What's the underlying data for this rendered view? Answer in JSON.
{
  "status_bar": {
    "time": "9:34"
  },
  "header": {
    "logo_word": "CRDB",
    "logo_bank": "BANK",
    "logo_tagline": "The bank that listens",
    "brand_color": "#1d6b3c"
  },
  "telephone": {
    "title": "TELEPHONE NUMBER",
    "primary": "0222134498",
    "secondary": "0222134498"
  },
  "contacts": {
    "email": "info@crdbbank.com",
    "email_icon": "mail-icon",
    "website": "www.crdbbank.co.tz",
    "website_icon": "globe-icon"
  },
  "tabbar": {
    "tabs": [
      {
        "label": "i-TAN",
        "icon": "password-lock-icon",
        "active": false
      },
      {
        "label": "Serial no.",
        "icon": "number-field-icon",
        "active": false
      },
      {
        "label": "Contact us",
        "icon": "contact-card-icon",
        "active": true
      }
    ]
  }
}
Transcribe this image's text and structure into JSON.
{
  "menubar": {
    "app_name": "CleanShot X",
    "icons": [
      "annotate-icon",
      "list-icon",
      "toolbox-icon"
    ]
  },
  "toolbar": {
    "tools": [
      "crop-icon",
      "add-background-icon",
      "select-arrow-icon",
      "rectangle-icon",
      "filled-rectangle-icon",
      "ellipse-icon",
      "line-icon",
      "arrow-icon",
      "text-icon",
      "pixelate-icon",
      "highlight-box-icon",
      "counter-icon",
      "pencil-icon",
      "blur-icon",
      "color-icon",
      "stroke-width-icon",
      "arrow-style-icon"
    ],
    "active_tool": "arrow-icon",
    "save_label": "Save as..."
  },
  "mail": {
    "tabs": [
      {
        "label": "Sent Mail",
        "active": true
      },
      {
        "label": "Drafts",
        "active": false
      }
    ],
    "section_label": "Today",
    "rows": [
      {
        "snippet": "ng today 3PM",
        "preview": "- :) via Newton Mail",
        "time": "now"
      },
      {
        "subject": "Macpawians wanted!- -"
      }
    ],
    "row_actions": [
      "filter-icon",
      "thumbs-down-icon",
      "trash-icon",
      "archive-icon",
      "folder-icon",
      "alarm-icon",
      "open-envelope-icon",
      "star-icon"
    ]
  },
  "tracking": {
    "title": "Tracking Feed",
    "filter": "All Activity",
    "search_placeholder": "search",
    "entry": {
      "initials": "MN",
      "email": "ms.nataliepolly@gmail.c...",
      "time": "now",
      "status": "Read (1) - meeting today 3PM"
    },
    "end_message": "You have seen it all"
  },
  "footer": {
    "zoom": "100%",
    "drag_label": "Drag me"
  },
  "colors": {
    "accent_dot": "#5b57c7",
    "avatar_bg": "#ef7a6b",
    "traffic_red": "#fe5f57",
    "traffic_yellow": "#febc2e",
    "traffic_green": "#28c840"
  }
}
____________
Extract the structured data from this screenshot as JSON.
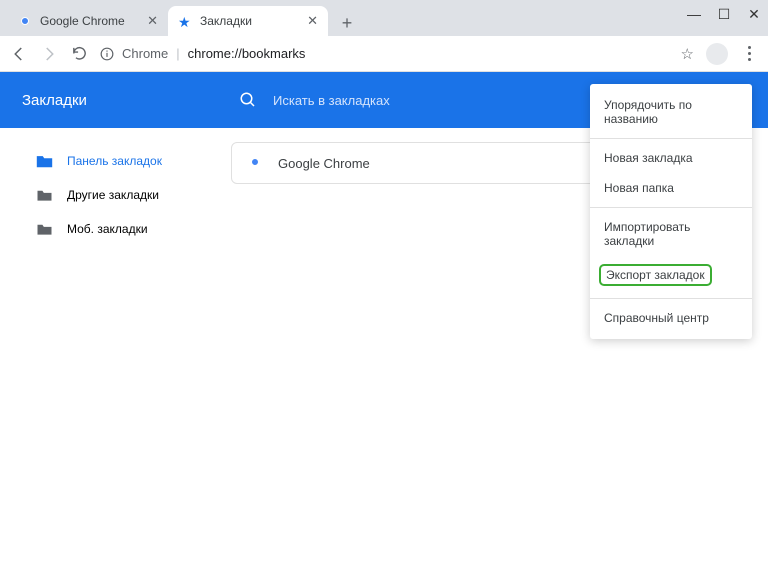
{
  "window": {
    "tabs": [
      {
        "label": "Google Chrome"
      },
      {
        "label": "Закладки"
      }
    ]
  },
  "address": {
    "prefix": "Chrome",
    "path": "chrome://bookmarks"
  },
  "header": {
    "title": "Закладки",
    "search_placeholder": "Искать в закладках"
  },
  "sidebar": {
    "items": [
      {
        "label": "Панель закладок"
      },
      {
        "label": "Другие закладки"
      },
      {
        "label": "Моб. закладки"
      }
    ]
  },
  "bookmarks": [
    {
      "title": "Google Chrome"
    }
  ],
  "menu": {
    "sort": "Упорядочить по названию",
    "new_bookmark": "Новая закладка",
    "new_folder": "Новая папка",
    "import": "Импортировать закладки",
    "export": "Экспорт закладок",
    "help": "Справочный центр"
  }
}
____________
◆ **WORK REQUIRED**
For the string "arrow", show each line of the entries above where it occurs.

◆ **ANSWER BOX**
      "select-arrow-icon",
      "arrow-icon",
      "arrow-style-icon"
    "active_tool": "arrow-icon",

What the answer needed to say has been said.